There's no doubt that Nintendo stole the show at last week's E3 with its new 6.2-inch touchscreen Wii U controller. Without providing much on the actual Wii U console itself, gamers have been left in the dark as to how powerful it is. A new report says the Wii U is 50 percent more powerful than a PS3/Xbox 360.
According to Sterne Agee analyst Arvind Bhatia who claims certain developers he's spoken to say Nintendo's new console is one beefy monster, there's not much on the side of official confirmation.
"Some of the developers we spoke to indicated to us that the console will have 50 percent more processing power compared to the PlayStation 3 or Xbox 360. This is yet to be confirmed by Nintendo."
Logically speaking, the demo reel that Nintendo showed off at E3 does hint at PS3/Xbox 360 performance in terms of graphics (Nintendo president Reggie Fils-Aimes admit to using PS3/Xbox 360 footage), but would a 50 percent performance boost actually mean anything?
Let's just say the difference will be negligible. In terms of evolution, it only makes sense that the Wii U will be slightly more powerful than the PS3 and Xbox 360 consoles that were released in 2005 and 2006 respectively. Five to six years of CPU/GPU improvements leaves a whole lot of room for Nintendo to outspec its rivals.
In addition, we also know that the Wii U will accept proprietary optical discs with up to 25GB of storage (most likely based on Blu-Ray) and its CPU is supposedly based off IBM's Watson supercomputer.
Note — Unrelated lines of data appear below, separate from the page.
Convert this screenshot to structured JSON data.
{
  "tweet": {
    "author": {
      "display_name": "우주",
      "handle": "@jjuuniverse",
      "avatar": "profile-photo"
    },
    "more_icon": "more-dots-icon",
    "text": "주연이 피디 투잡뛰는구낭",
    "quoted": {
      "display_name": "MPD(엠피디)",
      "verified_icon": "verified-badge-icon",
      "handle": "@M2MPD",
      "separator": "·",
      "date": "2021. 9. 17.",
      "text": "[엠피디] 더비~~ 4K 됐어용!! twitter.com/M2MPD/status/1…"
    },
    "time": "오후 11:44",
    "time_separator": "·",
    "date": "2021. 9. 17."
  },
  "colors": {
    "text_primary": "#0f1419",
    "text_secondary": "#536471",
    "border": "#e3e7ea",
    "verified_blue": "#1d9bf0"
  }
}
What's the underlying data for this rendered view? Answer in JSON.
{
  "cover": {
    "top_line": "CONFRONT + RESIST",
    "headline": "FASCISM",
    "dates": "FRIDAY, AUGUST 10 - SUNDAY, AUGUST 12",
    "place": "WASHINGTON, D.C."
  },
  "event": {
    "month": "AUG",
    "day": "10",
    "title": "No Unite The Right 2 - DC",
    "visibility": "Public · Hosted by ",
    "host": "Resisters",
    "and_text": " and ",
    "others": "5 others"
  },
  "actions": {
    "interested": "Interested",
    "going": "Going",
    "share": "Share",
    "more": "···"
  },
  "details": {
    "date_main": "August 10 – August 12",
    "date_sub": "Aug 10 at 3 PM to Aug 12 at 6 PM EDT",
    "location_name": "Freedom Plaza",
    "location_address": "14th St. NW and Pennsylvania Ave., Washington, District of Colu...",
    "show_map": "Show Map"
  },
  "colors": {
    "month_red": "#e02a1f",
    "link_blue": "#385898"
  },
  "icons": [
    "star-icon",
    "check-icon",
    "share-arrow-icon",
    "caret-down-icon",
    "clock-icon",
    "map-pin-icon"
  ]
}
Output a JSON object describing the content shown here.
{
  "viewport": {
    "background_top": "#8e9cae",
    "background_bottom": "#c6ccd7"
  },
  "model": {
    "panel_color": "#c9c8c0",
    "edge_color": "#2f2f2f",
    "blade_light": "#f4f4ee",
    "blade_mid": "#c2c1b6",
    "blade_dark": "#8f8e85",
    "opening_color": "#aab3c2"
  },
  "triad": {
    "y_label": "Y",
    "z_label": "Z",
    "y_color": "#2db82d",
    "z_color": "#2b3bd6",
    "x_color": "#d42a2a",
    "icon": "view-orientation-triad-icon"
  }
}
On these two specs alone, we'd expect the Wii U to at least match the PS3 in capabilities when it's released. Can a PS3 churn out IBM Watson-like computations?
Of course, until the Wii U actually ships, Nintendo confirms, somebody takes it apart or developers actually show games with more detail, more polygons, more whatever to prove the Wii U is 50 percent more powerful, Bhatia's and anybody else's claim is pure fodder. Besides, if the Wii U's streaming functions between the TV and controller with no noticeable lag (seriously, we tried this thing out!) isn't an indication that the hardware is going to be more than capable, then what is?